“These cores represent an amazing geological archive of the glacial history of the Lower Mainland,” says Ward. Some cores yet to be studied extend below sea level—an earth scientist’s dream, given such material is typically unattainable in an urban area.
Four of several dozen cores are currently stored in Jackson’s garage in Coquitlam, moved there by crane by tunnel contractor SNC Lavalin—for analysis by the pair and one of Jackson’s graduate students.
“At first look, the paleogeography is quite a bit different than what we imagined,” says Jackson, an adjunct professor at SFU and an emeritus at the Geological Survey of Canada. While running a hand over a core, he points to a section of ‘broken’ sediment that was likely caused by the passage of glacial ice.
Jackson has determined that in the recent geologic past there was a deep valley between Burnaby Mountain and central Coquitlam that made them islands in the Salish Sea.
The cores record sediments associated with at least the last glacial cycle, and possibly earlier ones. He is eagerly awaiting radiocarbon analysis that will allow him to resolve the timing of glacial advances.
“To find a place where hundreds of metres of record are available to us is amazing. The cost of getting this sort of data would be astronomical.

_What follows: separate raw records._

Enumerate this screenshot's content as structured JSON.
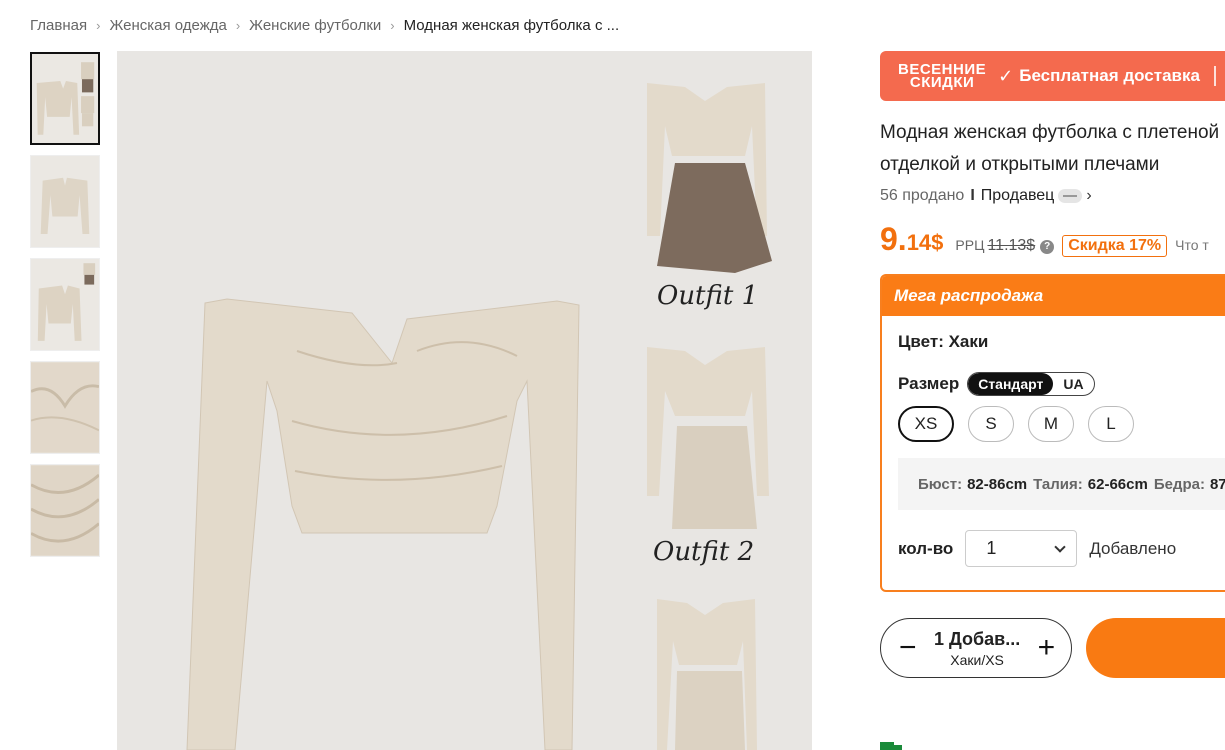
{
  "breadcrumb": {
    "items": [
      "Главная",
      "Женская одежда",
      "Женские футболки",
      "Модная женская футболка с ..."
    ]
  },
  "gallery": {
    "outfit_labels": [
      "Outfit 1",
      "Outfit 2"
    ]
  },
  "promo": {
    "badge_line1": "ВЕСЕННИЕ",
    "badge_line2": "СКИДКИ",
    "check": "✓",
    "text": "Бесплатная доставка"
  },
  "product": {
    "title": "Модная женская футболка с плетеной отделкой и открытыми плечами",
    "sold": "56 продано",
    "separator": "I",
    "seller": "Продавец",
    "chevron": "›"
  },
  "price": {
    "whole": "9.",
    "fraction": "14$",
    "rrp_label": "РРЦ",
    "rrp_old": "11.13$",
    "help": "?",
    "discount": "Скидка 17%",
    "what": "Что т"
  },
  "mega": {
    "header": "Мега распродажа",
    "color_label": "Цвет: Хаки",
    "size_label": "Размер",
    "size_standard_on": "Стандарт",
    "size_standard_off": "UA",
    "sizes": [
      "XS",
      "S",
      "M",
      "L"
    ],
    "selected_size": "XS",
    "measures": {
      "bust_label": "Бюст:",
      "bust_value": "82-86cm",
      "waist_label": "Талия:",
      "waist_value": "62-66cm",
      "hips_label": "Бедра:",
      "hips_value": "87"
    },
    "qty_label": "кол-во",
    "qty_value": "1",
    "qty_status": "Добавлено"
  },
  "cart": {
    "minus": "−",
    "plus": "+",
    "line1": "1 Добав...",
    "line2": "Хаки/XS"
  },
  "colors": {
    "accent": "#f2700e",
    "promo": "#f46a4e",
    "mega_header": "#fa7c16",
    "garment": "#e3dacb"
  },
  "icons": [
    "chevron-right-icon",
    "check-icon",
    "help-icon",
    "caret-down-icon",
    "minus-icon",
    "plus-icon",
    "delivery-truck-icon"
  ]
}
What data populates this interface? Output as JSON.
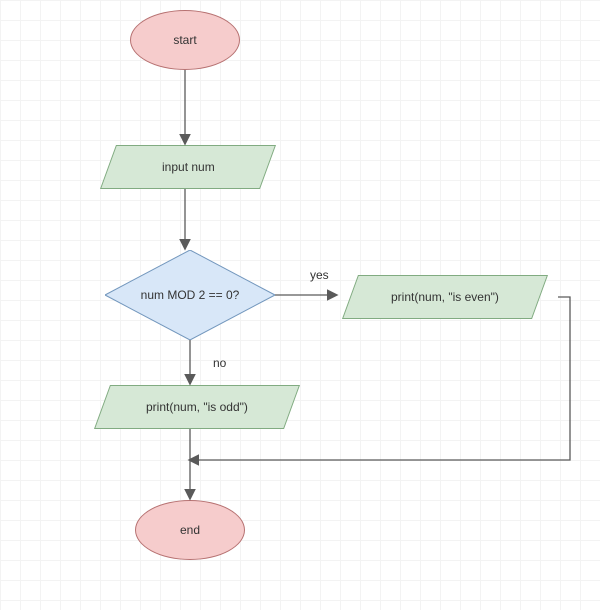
{
  "nodes": {
    "start": "start",
    "input": "input num",
    "decision": "num MOD 2 == 0?",
    "even": "print(num, \"is even\")",
    "odd": "print(num, \"is odd\")",
    "end": "end"
  },
  "edges": {
    "yes": "yes",
    "no": "no"
  },
  "colors": {
    "terminal_fill": "#f6cccc",
    "terminal_stroke": "#b77272",
    "io_fill": "#d6e8d6",
    "io_stroke": "#81ab81",
    "decision_fill": "#d8e7f8",
    "decision_stroke": "#7397bd",
    "line": "#5a5a5a"
  }
}
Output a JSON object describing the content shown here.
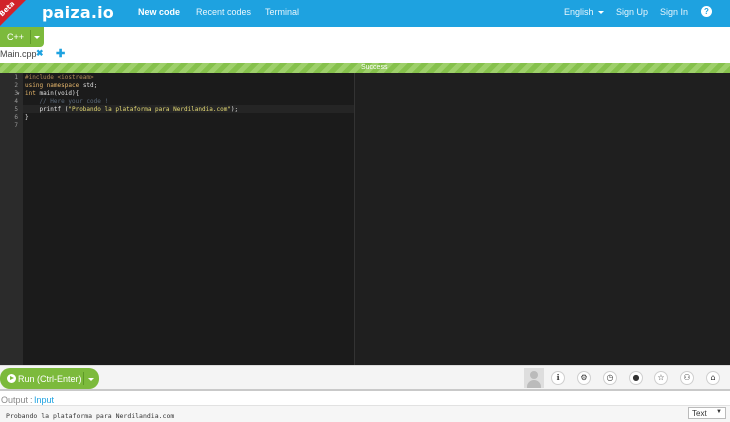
{
  "navbar": {
    "beta": "Beta",
    "logo": "paiza.io",
    "links": [
      {
        "label": "New code"
      },
      {
        "label": "Recent codes"
      },
      {
        "label": "Terminal"
      }
    ],
    "language": "English",
    "sign_up": "Sign Up",
    "sign_in": "Sign In",
    "help_glyph": "?"
  },
  "language_button": {
    "label": "C++"
  },
  "tabs": {
    "file": "Main.cpp",
    "close_glyph": "✖",
    "add_glyph": "✚"
  },
  "progress": {
    "label": "Success",
    "fraction": 1.0
  },
  "editor": {
    "line_numbers": [
      "1",
      "2",
      "3",
      "4",
      "5",
      "6",
      "7"
    ],
    "lines": {
      "l1": "#include <iostream>",
      "l2_kw1": "using",
      "l2_kw2": "namespace",
      "l2_rest": " std;",
      "l3_kw": "int",
      "l3_rest": " main(void){",
      "l4": "    // Here your code !",
      "l5_pre": "    printf (",
      "l5_str": "\"Probando la plataforma para Nerdilandia.com\"",
      "l5_post": ");",
      "l6": "}",
      "l7": ""
    }
  },
  "toolbar": {
    "run_label": "Run (Ctrl-Enter)",
    "icons": [
      "info-icon",
      "gear-icon",
      "clock-icon",
      "github-icon",
      "star-icon",
      "users-icon",
      "lock-icon"
    ]
  },
  "output": {
    "tab_output": "Output",
    "tab_input": "Input",
    "text": "Probando la plataforma para Nerdilandia.com",
    "format": "Text"
  },
  "colors": {
    "navbar": "#1ea2e0",
    "accent_green": "#7cba3c",
    "editor_bg": "#1b1b1b"
  }
}
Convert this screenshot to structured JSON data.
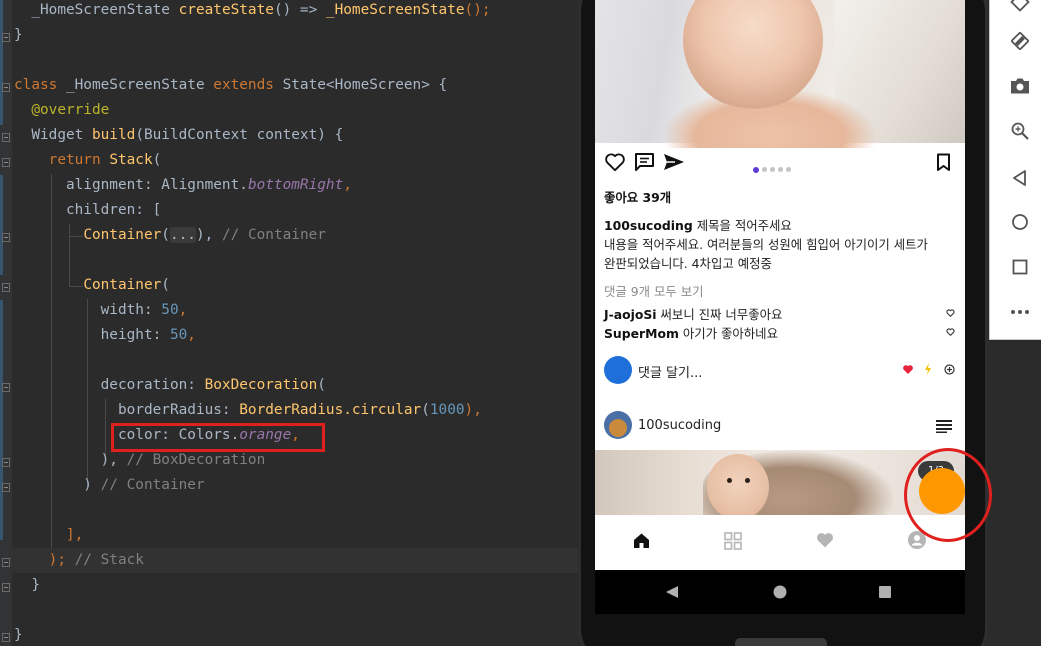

It will be invaluable for tracing the evolution of this area.”
The researchers hope to access the remaining cores to help complete their research.